- **WORK REQUIRED**:
Each entry must be restated word for word.
____ RECORDS PROVIDED
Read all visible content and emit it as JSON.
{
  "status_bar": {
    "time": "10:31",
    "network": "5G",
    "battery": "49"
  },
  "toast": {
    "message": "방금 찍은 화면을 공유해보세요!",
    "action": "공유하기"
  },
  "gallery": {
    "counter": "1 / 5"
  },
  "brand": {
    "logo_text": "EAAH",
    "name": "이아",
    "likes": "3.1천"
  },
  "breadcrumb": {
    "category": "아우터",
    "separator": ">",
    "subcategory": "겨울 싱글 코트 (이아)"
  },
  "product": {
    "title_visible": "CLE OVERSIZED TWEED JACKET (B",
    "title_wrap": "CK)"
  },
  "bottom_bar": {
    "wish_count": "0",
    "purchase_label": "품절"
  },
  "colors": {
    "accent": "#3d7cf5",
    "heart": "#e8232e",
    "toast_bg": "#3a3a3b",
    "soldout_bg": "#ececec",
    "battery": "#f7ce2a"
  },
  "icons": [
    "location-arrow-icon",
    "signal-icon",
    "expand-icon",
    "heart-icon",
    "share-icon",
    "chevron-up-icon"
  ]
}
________
- **OUTPUT FOR THIS EXERCISE**:
Read all visible content and emit it as JSON.
{
  "status_bar": {
    "time": "10:31",
    "network": "5G",
    "battery": "49"
  },
  "toast": {
    "message": "방금 찍은 화면을 공유해보세요!",
    "action": "공유하기"
  },
  "gallery": {
    "counter": "1 / 5"
  },
  "brand": {
    "logo_text": "EAAH",
    "name": "이아",
    "likes": "3.1천"
  },
  "breadcrumb": {
    "category": "아우터",
    "separator": ">",
    "subcategory": "겨울 싱글 코트 (이아)"
  },
  "product": {
    "title_visible": "CLE OVERSIZED TWEED JACKET (B",
    "title_wrap": "CK)"
  },
  "bottom_bar": {
    "wish_count": "0",
    "purchase_label": "품절"
  },
  "colors": {
    "accent": "#3d7cf5",
    "heart": "#e8232e",
    "toast_bg": "#3a3a3b",
    "soldout_bg": "#ececec",
    "battery": "#f7ce2a"
  },
  "icons": [
    "location-arrow-icon",
    "signal-icon",
    "expand-icon",
    "heart-icon",
    "share-icon",
    "chevron-up-icon"
  ]
}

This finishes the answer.